Willington, County Durham
Willington shown within County Durham
|Population||7,000 (Estimate 2010) 5,000(2001) |
|OS grid reference|
|Civil parish||Greater Willington|
|Unitary authority||County Durham|
|Ceremonial county||County Durham|
|Sovereign state||United Kingdom|
|Fire||County Durham and Darlington|
|EU Parliament||North East England|
|UK Parliament||North West Durham|
Willington is a former-pit town in County Durham, England. It is in the foothills of the Pennines and near the River Wear close to Crook and Bishop Auckland. Like many communities in the area, Willington's economy was largely based on coal mining. The closure of the colliery in 1967 therefore hit the town hard. Similarly to many former mining communities this is a blow that Willington has struggled to recover from.

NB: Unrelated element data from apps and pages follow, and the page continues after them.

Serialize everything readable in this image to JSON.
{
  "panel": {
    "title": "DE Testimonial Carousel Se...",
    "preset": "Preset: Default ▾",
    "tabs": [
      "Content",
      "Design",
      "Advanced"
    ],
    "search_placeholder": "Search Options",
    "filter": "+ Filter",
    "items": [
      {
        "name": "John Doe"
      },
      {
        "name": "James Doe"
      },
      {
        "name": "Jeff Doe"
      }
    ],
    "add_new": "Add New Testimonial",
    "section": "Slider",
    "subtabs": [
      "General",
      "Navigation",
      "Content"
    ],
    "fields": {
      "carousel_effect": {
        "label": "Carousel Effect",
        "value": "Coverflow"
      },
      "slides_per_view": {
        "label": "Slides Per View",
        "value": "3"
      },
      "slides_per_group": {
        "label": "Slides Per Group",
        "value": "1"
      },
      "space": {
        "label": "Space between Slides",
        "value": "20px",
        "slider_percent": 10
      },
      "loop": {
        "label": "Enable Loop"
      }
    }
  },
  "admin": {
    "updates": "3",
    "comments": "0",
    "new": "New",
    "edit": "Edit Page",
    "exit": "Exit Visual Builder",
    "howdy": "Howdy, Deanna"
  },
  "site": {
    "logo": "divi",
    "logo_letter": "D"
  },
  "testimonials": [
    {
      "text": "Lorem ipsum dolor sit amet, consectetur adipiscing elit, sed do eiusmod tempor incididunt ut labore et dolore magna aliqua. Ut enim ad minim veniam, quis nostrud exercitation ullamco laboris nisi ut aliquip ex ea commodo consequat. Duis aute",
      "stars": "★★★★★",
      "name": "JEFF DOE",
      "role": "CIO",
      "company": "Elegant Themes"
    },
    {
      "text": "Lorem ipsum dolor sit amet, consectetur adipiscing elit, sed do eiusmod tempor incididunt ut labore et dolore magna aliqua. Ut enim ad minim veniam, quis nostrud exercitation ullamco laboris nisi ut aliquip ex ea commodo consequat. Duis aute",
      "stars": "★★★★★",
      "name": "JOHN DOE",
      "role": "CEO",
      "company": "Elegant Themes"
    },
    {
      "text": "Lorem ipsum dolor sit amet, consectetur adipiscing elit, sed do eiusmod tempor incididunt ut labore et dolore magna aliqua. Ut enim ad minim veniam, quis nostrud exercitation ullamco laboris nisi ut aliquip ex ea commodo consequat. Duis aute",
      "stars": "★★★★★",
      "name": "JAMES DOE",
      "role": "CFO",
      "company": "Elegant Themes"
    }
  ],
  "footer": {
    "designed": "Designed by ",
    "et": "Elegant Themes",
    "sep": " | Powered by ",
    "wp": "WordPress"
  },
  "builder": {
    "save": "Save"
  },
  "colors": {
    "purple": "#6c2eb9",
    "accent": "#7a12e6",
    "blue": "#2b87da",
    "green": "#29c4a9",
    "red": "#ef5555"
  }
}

Although a handful of job opportunities remain within the village limits, for many residents work is now located outside of the village, and Willington functions largely as a satellite town for Bishop Auckland and Durham City.
Along with a Co-operative supermarket, many small independent shops thrive in the village such as an independent butchers, a fruiterers, a hardware shop and a pet shop, as well as several restaurants. There are currently six pubs operating in the village, along with a small microbrewery, The Gambling Man Brewing Company.

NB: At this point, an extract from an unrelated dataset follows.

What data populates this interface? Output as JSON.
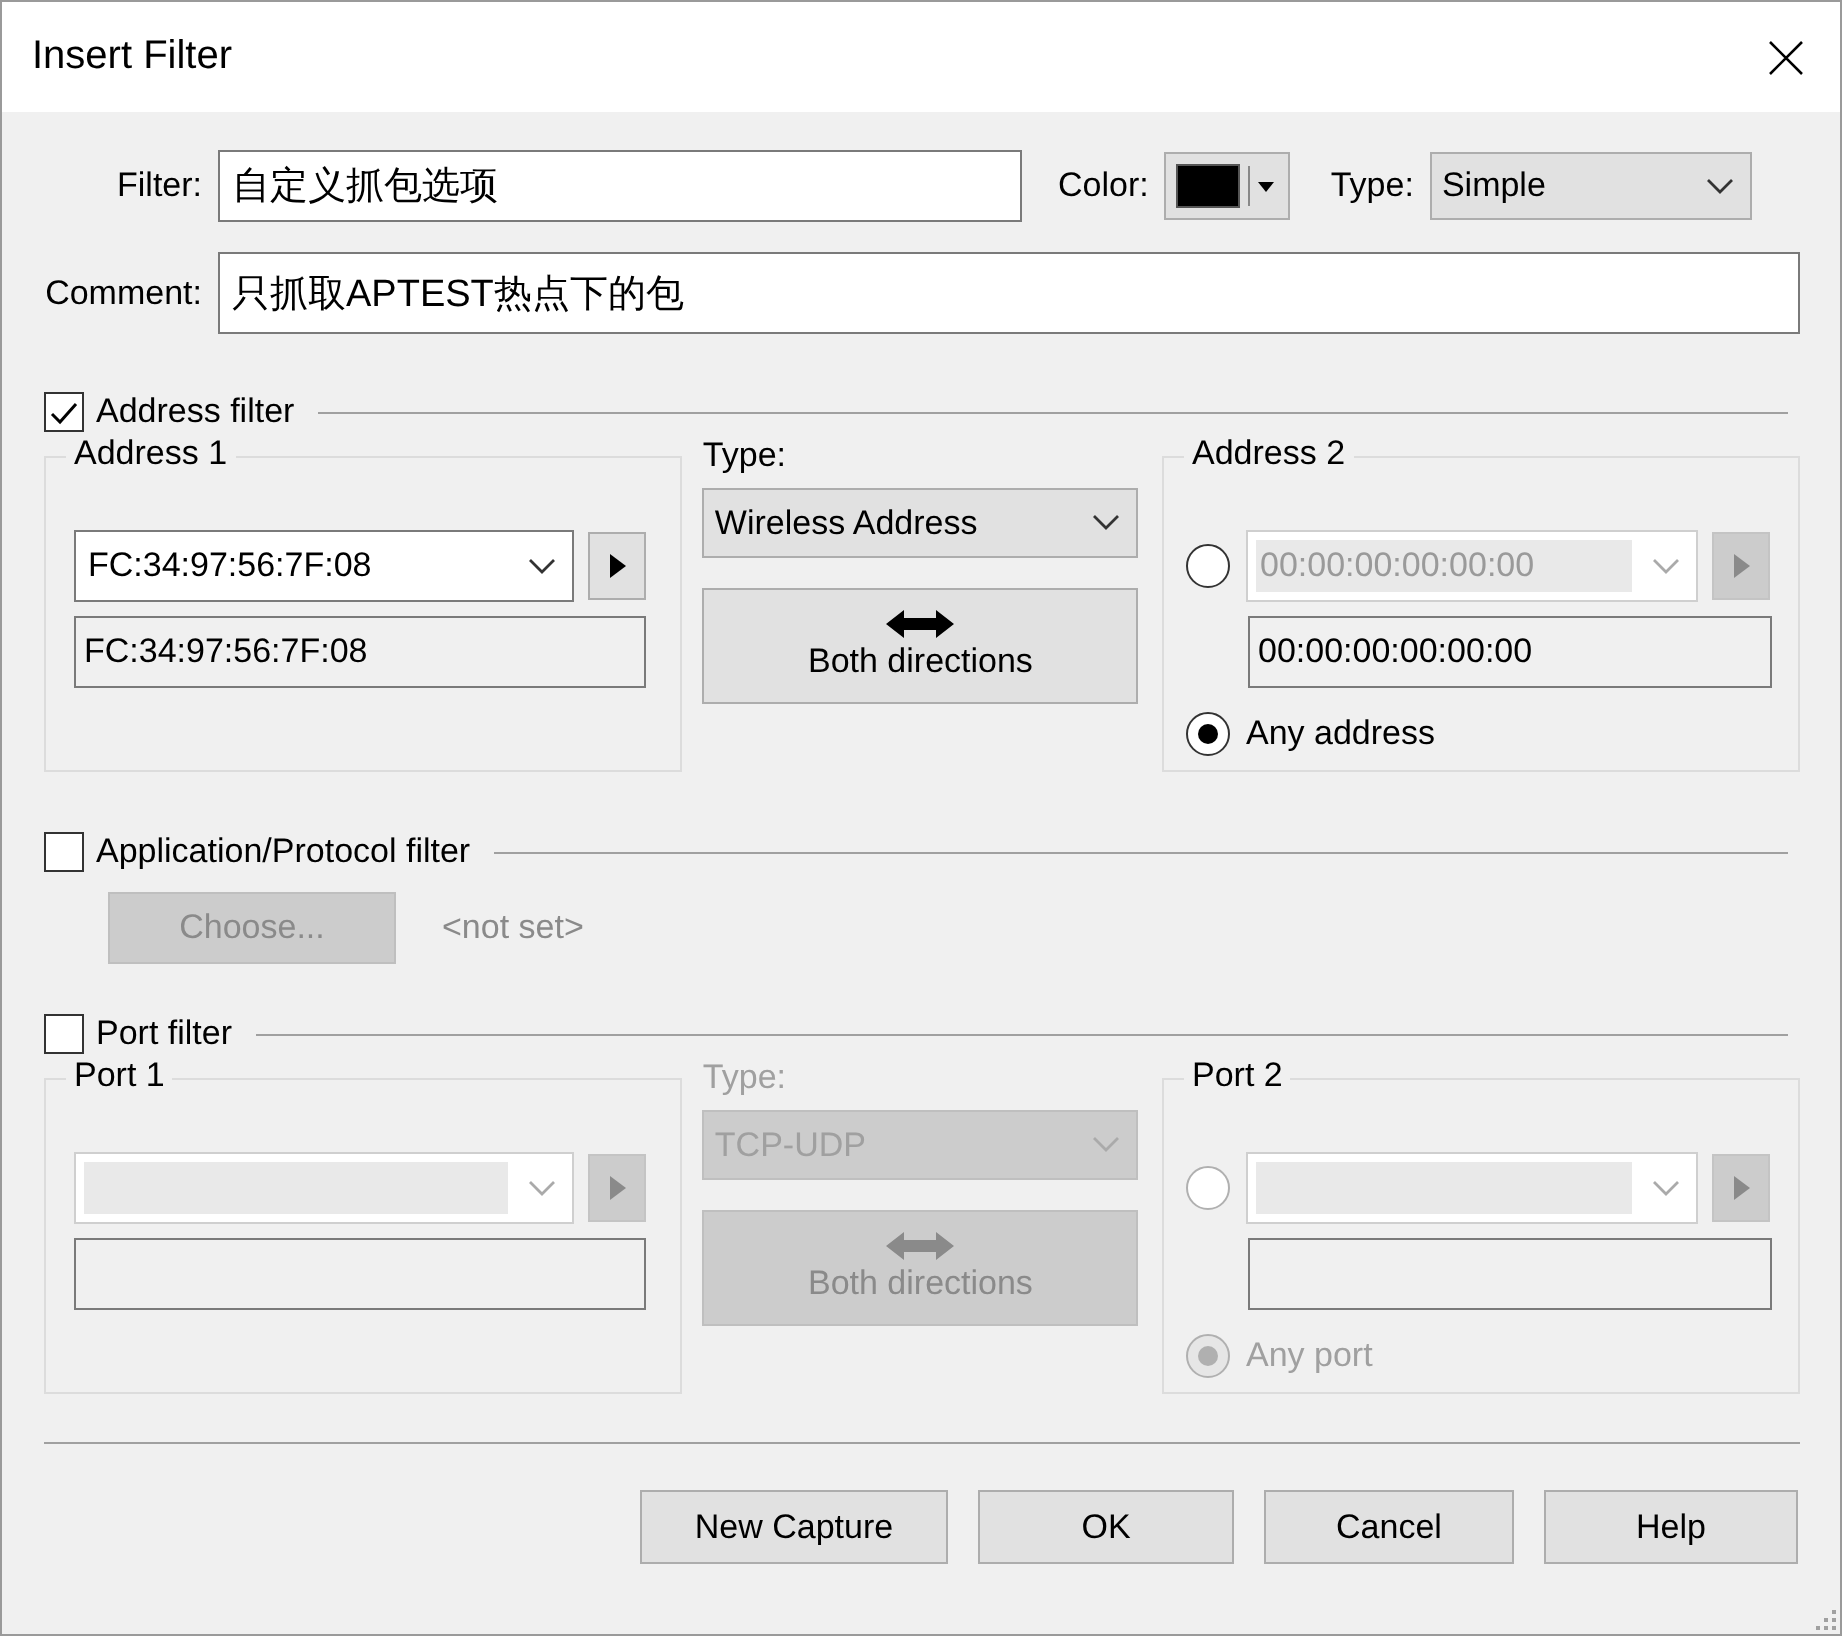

Willington has its own football club Willington F.C. who currently play in the 11th tier of English football. Founded in 1906, the Club won the Northern League in 1913-14, 1925-26 and 1929-1930, but have struggled more in recent years, having been relegated to the Wearside League where they continued to struggle.

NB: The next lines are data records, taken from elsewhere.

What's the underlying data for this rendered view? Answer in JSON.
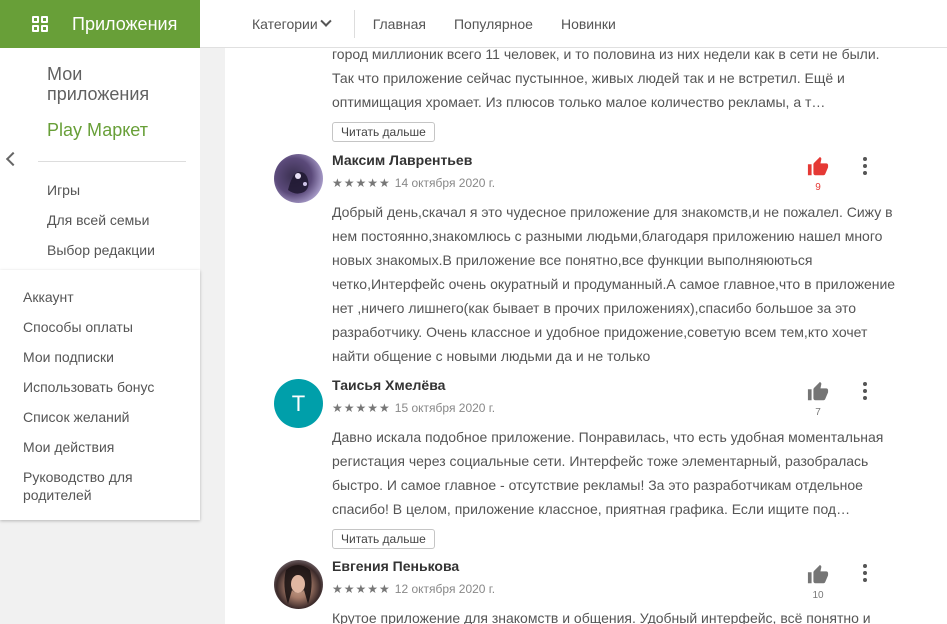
{
  "header": {
    "app_title": "Приложения",
    "categories_label": "Категории",
    "nav": [
      "Главная",
      "Популярное",
      "Новинки"
    ]
  },
  "sidebar": {
    "my_apps": "Мои приложения",
    "store": "Play Маркет",
    "sub_items": [
      "Игры",
      "Для всей семьи",
      "Выбор редакции"
    ],
    "account_items": [
      "Аккаунт",
      "Способы оплаты",
      "Мои подписки",
      "Использовать бонус",
      "Список желаний",
      "Мои действия",
      "Руководство для родителей"
    ]
  },
  "colors": {
    "brand": "#689f38",
    "like_active": "#e53935",
    "avatar_teal": "#009faa"
  },
  "reviews": [
    {
      "text": "город миллионик всего 11 человек, и то половина из них недели как в сети не были. Так что приложение сейчас пустынное, живых людей так и не встретил. Ещё и оптимищация хромает. Из плюсов только малое количество рекламы, а т…",
      "read_more": "Читать дальше"
    },
    {
      "author": "Максим Лаврентьев",
      "stars": "★★★★★",
      "date": "14 октября 2020 г.",
      "likes": "9",
      "liked": true,
      "text": "Добрый день,скачал я это чудесное приложение для знакомств,и не пожалел. Сижу в нем постоянно,знакомлюсь с разными людьми,благодаря приложению нашел много новых знакомых.В приложение все понятно,все функции выполняюються четко,Интерфейс очень окуратный и продуманный.А самое главное,что в приложение нет ,ничего лишнего(как бывает в прочих приложениях),спасибо большое за это разработчику. Очень классное и удобное придожение,советую всем тем,кто хочет найти общение с новыми людьми да и не только"
    },
    {
      "author": "Таисья Хмелёва",
      "initial": "T",
      "stars": "★★★★★",
      "date": "15 октября 2020 г.",
      "likes": "7",
      "text": "Давно искала подобное приложение. Понравилась, что есть удобная моментальная регистация через социальные сети. Интерфейс тоже элементарный, разобралась быстро. И самое главное - отсутствие рекламы! За это разработчикам отдельное спасибо! В целом, приложение классное, приятная графика. Если ищите под…",
      "read_more": "Читать дальше"
    },
    {
      "author": "Евгения Пенькова",
      "stars": "★★★★★",
      "date": "12 октября 2020 г.",
      "likes": "10",
      "text": "Крутое приложение для знакомств и общения. Удобный интерфейс, всё понятно и"
    }
  ]
}
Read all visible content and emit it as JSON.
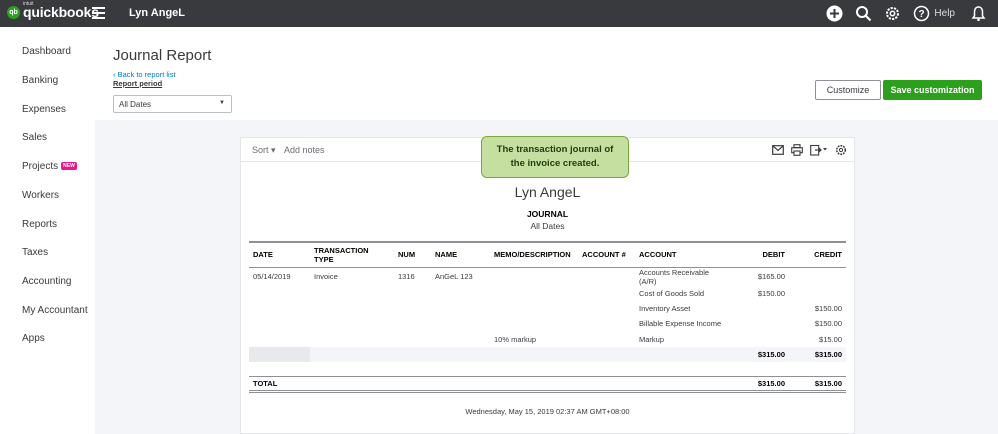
{
  "topbar": {
    "logo_intuit": "intuit",
    "logo_word": "quickbooks",
    "company_name": "Lyn AngeL",
    "help_label": "Help"
  },
  "sidebar": {
    "items": [
      {
        "label": "Dashboard"
      },
      {
        "label": "Banking"
      },
      {
        "label": "Expenses"
      },
      {
        "label": "Sales"
      },
      {
        "label": "Projects",
        "badge": "NEW"
      },
      {
        "label": "Workers"
      },
      {
        "label": "Reports"
      },
      {
        "label": "Taxes"
      },
      {
        "label": "Accounting"
      },
      {
        "label": "My Accountant"
      },
      {
        "label": "Apps"
      }
    ]
  },
  "header": {
    "title": "Journal Report",
    "back_link": "Back to report list",
    "report_period_label": "Report period",
    "period_value": "All Dates",
    "customize_label": "Customize",
    "save_label": "Save customization"
  },
  "toolbar": {
    "sort_label": "Sort",
    "add_notes_label": "Add notes"
  },
  "callout": {
    "line1": "The transaction  journal of",
    "line2": "the invoice created."
  },
  "report": {
    "company": "Lyn AngeL",
    "title": "JOURNAL",
    "dates": "All Dates",
    "columns": [
      "DATE",
      "TRANSACTION TYPE",
      "NUM",
      "NAME",
      "MEMO/DESCRIPTION",
      "ACCOUNT #",
      "ACCOUNT",
      "DEBIT",
      "CREDIT"
    ],
    "rows": [
      {
        "date": "05/14/2019",
        "type": "Invoice",
        "num": "1316",
        "name": "AnGeL 123",
        "memo": "",
        "acct_no": "",
        "account": "Accounts Receivable (A/R)",
        "debit": "$165.00",
        "credit": ""
      },
      {
        "date": "",
        "type": "",
        "num": "",
        "name": "",
        "memo": "",
        "acct_no": "",
        "account": "Cost of Goods Sold",
        "debit": "$150.00",
        "credit": ""
      },
      {
        "date": "",
        "type": "",
        "num": "",
        "name": "",
        "memo": "",
        "acct_no": "",
        "account": "Inventory Asset",
        "debit": "",
        "credit": "$150.00"
      },
      {
        "date": "",
        "type": "",
        "num": "",
        "name": "",
        "memo": "",
        "acct_no": "",
        "account": "Billable Expense Income",
        "debit": "",
        "credit": "$150.00"
      },
      {
        "date": "",
        "type": "",
        "num": "",
        "name": "",
        "memo": "10% markup",
        "acct_no": "",
        "account": "Markup",
        "debit": "",
        "credit": "$15.00"
      }
    ],
    "subtotal": {
      "debit": "$315.00",
      "credit": "$315.00"
    },
    "total": {
      "label": "TOTAL",
      "debit": "$315.00",
      "credit": "$315.00"
    },
    "timestamp": "Wednesday, May 15, 2019   02:37 AM GMT+08:00"
  }
}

Their most recent highlight was featuring in the Wearside Football League Cup final in 2011, where they were eventually beaten by Ryhope Colliery Welfare F.C. 4-2 on penalties.
Controversy surrounding fan conduct has dogged the football team. Several complaints have been filed with the Northern League concerning abusive language, but to date no sanctions have been imposed on the team.